2 patients refused treatment. 10 patients agreed to be treated & the median time between diagnosis & treatment was 50±22 days. Patients were treated with various different mostly standard interferon regimens (1 patient recd peginterferon), and only 2 patients received ribavirin. 4 patients discontinued treatment before week 12 because of side effects. None of the patients showed a sustained response to treatment defined as undetectable. 9 patients were non-responders (positive HCV RNA during and after treatment). 1 patient was a relapser (negative HCV RNA during treatment & positive HCV RNA after treatment). This is a different experience from other researchers who have reported a high sustained viral response rate when treating acute HCV. The authors suggested the poor response may in part be due to patients having genotypes 1 & 4, which are not very responsive to therapy. Recent results suggest that treatment of acute HCV in HIV+ patients with 6 months of Peg-IFN associated with ribavirin led to a high rate of sustained virologic response (Dominguez et al, Amsterdam, 2004, Vogel CROI 2005 #922, see below).

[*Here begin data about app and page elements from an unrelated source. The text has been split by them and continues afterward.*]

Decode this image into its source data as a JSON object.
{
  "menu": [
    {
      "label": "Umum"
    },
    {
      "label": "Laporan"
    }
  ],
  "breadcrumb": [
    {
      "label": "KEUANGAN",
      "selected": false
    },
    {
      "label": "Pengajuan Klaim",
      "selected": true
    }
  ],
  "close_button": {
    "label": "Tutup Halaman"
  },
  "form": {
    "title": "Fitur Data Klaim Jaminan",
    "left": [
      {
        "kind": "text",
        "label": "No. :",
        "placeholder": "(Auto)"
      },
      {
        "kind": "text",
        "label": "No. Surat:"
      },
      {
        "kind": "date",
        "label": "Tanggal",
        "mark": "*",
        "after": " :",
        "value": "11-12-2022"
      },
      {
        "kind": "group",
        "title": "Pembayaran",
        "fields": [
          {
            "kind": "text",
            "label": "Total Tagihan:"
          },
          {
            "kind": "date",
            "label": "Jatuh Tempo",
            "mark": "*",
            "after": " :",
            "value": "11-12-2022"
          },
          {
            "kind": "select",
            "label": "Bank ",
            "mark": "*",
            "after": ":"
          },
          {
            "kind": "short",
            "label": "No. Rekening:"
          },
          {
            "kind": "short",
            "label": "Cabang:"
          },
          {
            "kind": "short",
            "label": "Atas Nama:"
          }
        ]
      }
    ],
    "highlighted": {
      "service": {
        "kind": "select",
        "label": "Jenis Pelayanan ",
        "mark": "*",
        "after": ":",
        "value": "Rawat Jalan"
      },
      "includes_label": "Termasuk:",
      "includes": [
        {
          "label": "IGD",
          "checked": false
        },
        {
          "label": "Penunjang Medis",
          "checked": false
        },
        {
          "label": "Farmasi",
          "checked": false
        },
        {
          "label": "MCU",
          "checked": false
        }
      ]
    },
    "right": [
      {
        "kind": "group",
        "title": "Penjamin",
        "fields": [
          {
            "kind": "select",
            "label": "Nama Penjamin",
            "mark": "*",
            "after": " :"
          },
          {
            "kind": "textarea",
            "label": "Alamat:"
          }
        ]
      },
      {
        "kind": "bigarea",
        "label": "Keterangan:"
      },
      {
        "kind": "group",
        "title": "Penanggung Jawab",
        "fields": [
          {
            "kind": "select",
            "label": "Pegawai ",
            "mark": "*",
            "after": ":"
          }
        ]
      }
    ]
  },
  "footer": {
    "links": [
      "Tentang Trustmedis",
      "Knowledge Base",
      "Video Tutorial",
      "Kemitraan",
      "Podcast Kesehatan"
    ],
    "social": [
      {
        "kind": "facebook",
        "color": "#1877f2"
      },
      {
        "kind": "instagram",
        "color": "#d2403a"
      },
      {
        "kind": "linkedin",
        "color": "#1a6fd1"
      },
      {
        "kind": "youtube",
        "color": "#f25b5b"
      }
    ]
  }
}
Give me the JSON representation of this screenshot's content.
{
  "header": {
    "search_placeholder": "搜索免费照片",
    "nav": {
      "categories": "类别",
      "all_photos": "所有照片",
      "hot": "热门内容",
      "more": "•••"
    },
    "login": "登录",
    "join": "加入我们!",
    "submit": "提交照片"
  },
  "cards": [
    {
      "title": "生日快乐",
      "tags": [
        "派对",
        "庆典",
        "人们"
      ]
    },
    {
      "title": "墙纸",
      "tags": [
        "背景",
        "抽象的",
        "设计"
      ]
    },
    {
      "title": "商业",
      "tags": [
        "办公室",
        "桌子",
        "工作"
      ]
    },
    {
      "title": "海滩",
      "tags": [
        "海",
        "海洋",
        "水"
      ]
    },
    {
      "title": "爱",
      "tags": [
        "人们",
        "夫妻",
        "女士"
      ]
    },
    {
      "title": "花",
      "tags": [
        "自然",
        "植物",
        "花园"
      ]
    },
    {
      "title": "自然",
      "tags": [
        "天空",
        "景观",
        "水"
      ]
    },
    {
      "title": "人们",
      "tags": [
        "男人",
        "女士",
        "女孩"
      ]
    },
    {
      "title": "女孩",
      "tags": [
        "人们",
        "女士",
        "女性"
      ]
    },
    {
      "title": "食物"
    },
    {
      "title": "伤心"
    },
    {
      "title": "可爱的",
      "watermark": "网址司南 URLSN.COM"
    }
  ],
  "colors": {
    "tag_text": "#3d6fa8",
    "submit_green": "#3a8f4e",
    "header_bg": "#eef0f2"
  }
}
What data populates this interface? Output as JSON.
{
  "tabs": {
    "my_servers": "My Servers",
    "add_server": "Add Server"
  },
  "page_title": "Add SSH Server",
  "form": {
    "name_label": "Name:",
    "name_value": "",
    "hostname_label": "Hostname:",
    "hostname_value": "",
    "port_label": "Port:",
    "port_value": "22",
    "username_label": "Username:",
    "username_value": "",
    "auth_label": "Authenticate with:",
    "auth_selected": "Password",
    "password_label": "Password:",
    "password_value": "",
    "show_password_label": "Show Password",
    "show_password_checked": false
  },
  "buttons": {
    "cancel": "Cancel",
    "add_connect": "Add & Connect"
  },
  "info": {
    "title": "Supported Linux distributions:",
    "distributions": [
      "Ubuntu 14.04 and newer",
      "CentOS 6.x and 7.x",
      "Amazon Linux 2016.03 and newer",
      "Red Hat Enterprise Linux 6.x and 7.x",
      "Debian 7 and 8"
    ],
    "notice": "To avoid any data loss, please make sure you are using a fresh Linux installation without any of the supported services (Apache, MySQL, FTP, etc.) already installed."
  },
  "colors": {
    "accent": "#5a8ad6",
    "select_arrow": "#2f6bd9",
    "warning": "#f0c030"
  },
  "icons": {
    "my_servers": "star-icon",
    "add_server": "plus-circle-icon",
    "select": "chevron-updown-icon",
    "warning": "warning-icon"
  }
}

The authors concluded that these results demonstrate a risk for sexual transmission of HCV in HIV-infected men who have sex with men; a cluster of HCV genotype 4d suggesting a common source of infection over a 4 years period of time; and the breakdown in prevention counseling; and an inefficiency of early treatment with standard interferon of acute HCV in HIV-infected patients to prevent chronic evolution of HCV. HIV-infected patients should be regularly followed for liver enzymes and anti-HCV antibodies to early diagnose HCV infections.
In poster 922, Martin Vogel (Bonn Univ, Germany) reported results from treatment of acute HCV-infection in HIV-positive patients. This was a multicenter, prospective, non-randomized clinical trial. Main inclusion criteria were HIV+ patients with a CD4 count >300 and an acute HCV-infection defined by the simultaneous presence of 2 of the following 3 criteria within 4 months prior to diagnosis: known or suspected exposure to HCV, documented seroconversion to positivity for antibodies against HCV, or a serum ALT level of more than 350 IU/L with documented normal levels the year before infection. Patients were treated with pegylated interferon over 24 weeks; addition of ribavirin was recommended in case of HCV-genotype 1 or 4.
For these 17 patients, median age was 36 years. Atbaseline median ALT was 248 IU/L, median HCV RNA was 534 to 568 IU/mL, and median CD4 count was 426. Patients carried genotype 1 (n=10), 2 (n=2), 3 (n=3), or 4 (n=2). Of the treated patients, 82% (14/17) showed a negative HCV RNA at the end of treatment. Of the 14 responders, 9 had a normalized ALT at the end of treatment, while 5 of the responders and all 3 non-responders showed persistent low-level ALT elevations (<1.5 upper limit of normal). HCV RNA <600 IU/mL at 4 or 8 weeks was predictive for a virologic end of treatment response in 100% of responders; conversely, detectable HCV RNA (>600 IU/mL) at week 4 or 8 was predictive for a virologic non-response up to week 24 in all 3 non-responders.
The authors concluded that early interferon therapy of acute HCV-infection appears to achieve high virologic response rates in patients with HIV co-infection. Week 4 HCV RNA appears to be predictive for virologic end-of-treatment response in acute HCV infection.